**Requirement:**
Copy out each line of the data that holds the word "this".

*** Opening of Input data ***

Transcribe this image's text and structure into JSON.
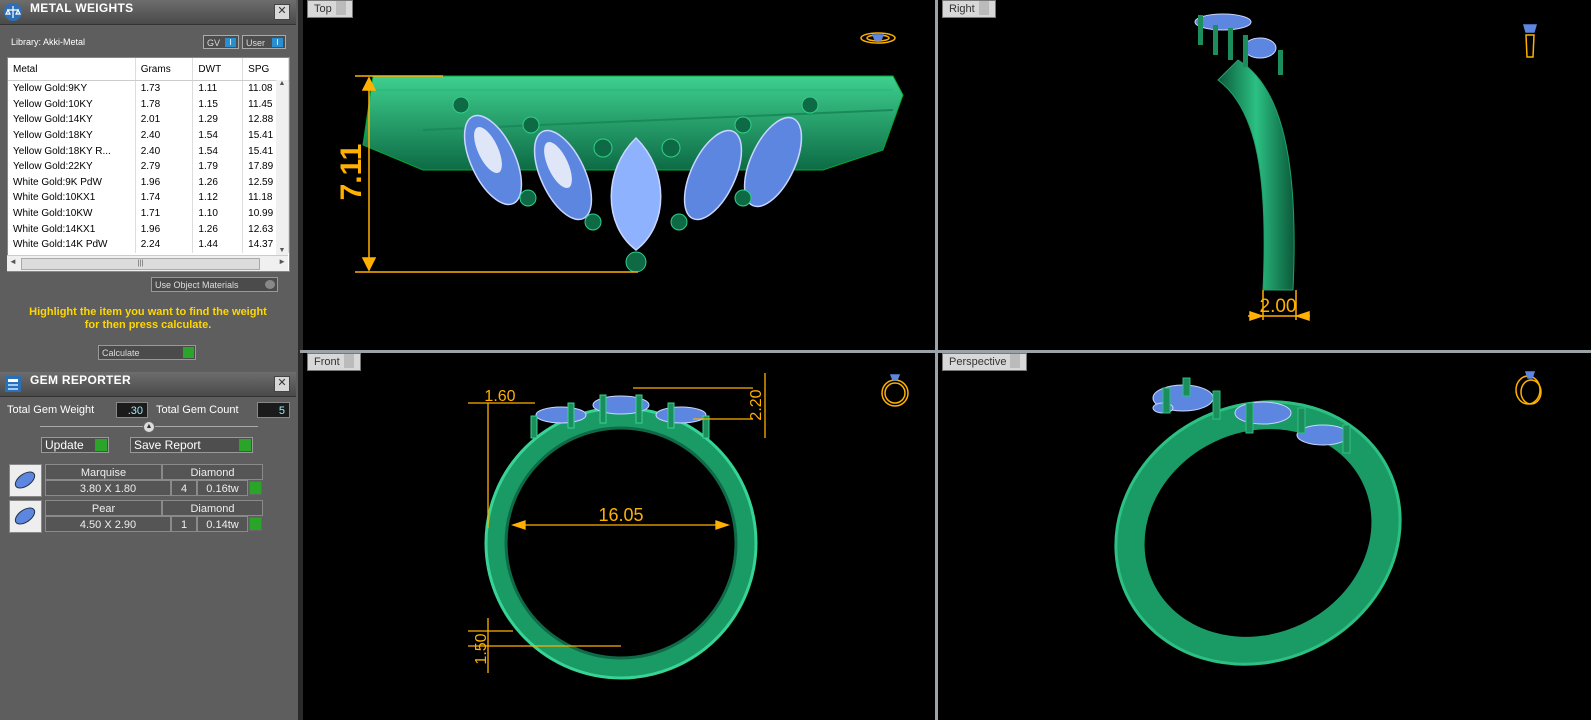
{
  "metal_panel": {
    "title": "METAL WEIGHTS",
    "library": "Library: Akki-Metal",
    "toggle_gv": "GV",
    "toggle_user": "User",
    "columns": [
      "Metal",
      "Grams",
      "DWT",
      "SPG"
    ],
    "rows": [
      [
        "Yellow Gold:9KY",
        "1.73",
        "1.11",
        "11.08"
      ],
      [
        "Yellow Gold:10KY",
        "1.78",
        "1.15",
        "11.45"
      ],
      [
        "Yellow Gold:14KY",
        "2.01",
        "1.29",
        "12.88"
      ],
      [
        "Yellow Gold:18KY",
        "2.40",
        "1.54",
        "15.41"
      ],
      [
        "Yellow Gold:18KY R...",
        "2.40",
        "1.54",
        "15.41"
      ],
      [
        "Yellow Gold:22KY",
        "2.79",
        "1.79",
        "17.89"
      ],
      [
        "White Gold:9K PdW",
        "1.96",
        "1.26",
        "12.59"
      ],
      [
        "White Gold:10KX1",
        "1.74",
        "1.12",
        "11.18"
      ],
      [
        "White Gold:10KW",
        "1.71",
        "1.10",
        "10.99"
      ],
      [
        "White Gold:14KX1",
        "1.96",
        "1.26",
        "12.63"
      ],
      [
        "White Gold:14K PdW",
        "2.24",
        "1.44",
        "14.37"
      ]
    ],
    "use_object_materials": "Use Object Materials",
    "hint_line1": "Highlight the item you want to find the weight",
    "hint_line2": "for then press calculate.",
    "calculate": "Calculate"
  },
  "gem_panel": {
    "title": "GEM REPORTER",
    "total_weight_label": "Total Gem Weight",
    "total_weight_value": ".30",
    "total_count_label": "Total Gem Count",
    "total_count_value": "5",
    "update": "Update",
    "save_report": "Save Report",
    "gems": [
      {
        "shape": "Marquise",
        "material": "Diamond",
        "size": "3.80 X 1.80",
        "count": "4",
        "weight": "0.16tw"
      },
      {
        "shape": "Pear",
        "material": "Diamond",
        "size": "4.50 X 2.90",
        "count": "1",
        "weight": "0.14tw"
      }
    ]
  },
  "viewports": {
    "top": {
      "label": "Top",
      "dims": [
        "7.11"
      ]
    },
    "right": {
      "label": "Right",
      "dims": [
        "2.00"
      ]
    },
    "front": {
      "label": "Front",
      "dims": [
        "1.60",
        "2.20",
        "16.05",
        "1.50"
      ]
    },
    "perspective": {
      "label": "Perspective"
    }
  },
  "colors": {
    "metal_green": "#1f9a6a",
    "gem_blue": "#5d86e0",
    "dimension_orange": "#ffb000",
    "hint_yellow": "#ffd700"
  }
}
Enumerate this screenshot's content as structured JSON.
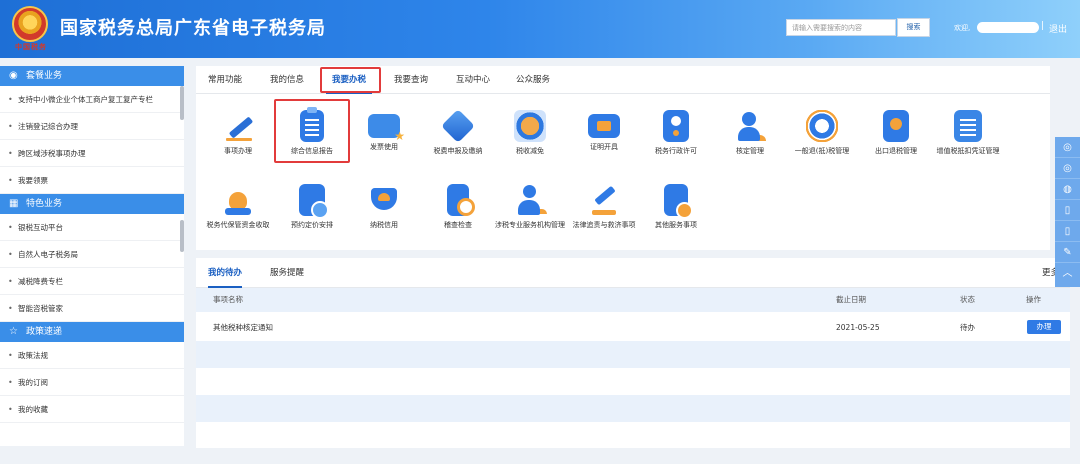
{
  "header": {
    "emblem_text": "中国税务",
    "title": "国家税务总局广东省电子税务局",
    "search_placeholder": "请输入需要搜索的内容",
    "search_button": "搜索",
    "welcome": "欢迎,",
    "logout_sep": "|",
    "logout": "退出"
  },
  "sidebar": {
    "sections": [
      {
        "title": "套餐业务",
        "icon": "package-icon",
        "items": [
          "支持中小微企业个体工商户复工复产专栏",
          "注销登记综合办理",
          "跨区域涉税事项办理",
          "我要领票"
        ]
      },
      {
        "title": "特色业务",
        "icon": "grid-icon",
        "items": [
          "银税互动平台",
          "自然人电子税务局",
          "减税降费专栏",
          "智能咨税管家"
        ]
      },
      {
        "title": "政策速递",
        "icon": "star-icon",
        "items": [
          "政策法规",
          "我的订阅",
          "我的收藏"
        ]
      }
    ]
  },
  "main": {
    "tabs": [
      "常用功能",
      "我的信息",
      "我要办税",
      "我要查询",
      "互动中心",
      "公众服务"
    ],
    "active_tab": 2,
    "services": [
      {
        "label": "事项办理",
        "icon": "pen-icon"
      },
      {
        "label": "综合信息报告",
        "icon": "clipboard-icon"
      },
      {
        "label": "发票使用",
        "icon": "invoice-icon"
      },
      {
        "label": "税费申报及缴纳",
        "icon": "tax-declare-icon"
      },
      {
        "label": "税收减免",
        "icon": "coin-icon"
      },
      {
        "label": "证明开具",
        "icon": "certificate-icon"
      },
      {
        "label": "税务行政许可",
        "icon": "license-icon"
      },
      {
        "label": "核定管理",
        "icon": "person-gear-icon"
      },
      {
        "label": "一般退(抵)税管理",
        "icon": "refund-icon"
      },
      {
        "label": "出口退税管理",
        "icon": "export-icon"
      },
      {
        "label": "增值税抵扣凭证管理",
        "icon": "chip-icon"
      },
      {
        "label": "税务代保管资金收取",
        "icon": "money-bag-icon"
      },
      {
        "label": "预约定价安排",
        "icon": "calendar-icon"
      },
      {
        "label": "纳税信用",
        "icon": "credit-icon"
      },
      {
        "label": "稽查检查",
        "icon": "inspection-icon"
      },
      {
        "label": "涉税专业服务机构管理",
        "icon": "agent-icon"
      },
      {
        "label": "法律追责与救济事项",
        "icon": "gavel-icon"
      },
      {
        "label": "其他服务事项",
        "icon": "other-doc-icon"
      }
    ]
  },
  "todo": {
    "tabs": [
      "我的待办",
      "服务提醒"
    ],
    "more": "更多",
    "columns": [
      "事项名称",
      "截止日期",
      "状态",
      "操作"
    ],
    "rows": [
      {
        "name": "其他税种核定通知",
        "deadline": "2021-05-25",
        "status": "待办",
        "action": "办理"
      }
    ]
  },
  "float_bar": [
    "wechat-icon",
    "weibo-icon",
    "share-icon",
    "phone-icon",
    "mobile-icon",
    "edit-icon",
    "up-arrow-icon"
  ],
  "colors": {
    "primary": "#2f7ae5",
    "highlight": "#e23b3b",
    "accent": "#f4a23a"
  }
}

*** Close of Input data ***
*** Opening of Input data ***

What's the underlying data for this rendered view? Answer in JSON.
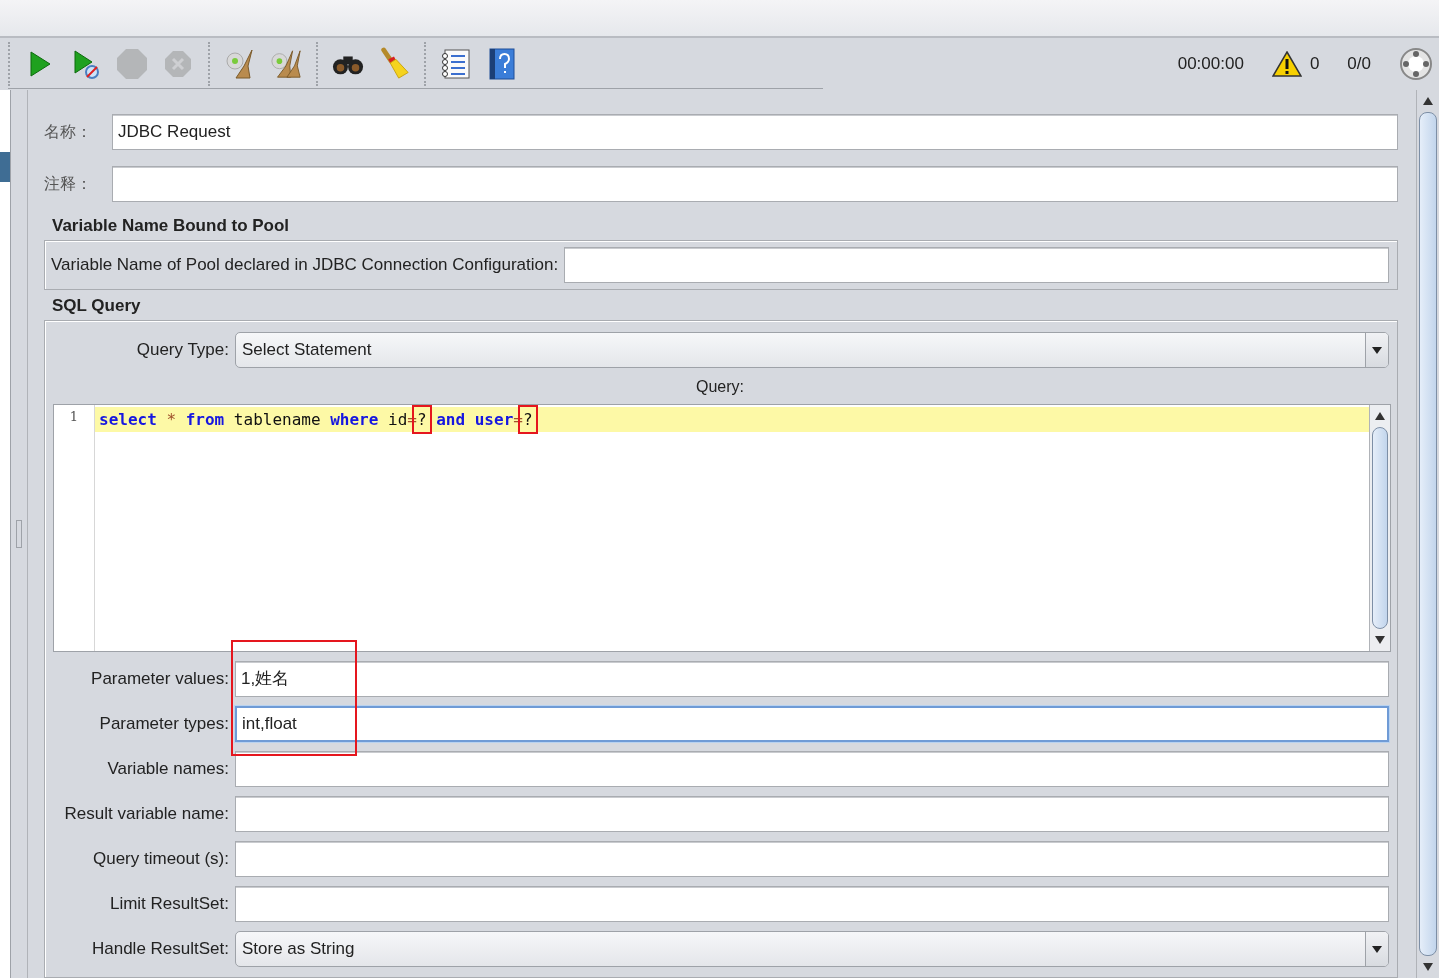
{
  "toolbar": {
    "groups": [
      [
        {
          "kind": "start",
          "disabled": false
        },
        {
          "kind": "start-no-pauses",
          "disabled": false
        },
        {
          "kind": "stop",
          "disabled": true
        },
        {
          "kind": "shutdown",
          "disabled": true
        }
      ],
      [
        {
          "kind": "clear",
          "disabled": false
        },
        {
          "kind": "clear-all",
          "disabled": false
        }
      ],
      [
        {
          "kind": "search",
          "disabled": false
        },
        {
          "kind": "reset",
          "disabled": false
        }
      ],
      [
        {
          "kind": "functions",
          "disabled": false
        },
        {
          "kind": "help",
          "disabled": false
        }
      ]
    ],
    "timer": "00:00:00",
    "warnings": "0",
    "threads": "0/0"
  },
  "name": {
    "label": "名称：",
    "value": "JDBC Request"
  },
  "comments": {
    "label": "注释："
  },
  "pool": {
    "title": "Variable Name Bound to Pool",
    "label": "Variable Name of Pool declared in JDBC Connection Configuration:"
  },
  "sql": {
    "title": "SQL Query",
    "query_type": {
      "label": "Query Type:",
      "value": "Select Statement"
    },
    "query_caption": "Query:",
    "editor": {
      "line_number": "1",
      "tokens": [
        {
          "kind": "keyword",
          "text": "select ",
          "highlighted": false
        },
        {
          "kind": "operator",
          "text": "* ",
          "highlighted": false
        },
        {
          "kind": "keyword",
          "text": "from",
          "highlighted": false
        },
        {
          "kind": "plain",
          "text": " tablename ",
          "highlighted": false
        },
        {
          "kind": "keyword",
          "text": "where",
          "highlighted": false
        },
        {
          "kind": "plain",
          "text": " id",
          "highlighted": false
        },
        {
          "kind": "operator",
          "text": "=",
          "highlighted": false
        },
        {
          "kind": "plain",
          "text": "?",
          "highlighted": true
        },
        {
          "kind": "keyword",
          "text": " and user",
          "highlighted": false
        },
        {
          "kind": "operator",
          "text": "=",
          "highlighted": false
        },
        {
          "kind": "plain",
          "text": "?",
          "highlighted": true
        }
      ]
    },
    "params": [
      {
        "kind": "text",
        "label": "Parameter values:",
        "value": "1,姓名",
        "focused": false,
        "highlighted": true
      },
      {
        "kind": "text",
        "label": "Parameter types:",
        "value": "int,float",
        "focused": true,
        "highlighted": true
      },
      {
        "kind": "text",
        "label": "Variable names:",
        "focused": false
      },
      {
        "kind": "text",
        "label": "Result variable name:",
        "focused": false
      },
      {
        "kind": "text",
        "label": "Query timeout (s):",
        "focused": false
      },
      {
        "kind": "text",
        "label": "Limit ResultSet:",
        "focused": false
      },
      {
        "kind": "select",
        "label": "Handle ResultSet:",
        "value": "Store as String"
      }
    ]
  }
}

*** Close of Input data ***
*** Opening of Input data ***

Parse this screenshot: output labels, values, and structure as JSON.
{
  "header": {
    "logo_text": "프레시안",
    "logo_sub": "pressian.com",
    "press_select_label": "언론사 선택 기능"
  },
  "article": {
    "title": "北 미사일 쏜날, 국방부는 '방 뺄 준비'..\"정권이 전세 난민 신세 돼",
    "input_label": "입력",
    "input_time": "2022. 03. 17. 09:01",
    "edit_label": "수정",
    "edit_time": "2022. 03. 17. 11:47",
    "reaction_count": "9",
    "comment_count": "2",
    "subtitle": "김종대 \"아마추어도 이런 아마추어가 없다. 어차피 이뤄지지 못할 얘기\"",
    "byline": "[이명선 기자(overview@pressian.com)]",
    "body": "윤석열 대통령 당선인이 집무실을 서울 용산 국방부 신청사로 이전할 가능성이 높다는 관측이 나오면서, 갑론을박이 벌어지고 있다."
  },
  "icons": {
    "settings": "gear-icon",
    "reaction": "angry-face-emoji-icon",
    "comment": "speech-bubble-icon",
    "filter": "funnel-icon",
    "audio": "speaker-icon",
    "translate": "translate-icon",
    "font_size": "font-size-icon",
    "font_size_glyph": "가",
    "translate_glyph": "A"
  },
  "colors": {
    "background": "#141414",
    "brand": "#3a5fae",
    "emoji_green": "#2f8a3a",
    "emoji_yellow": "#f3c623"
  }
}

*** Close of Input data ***

**Task solution:**
Transcribe this image's text and structure into JSON.
Enumerate this screenshot's content as structured JSON.
What's the underlying data for this rendered view? Answer in JSON.
Parse this screenshot: output labels, values, and structure as JSON.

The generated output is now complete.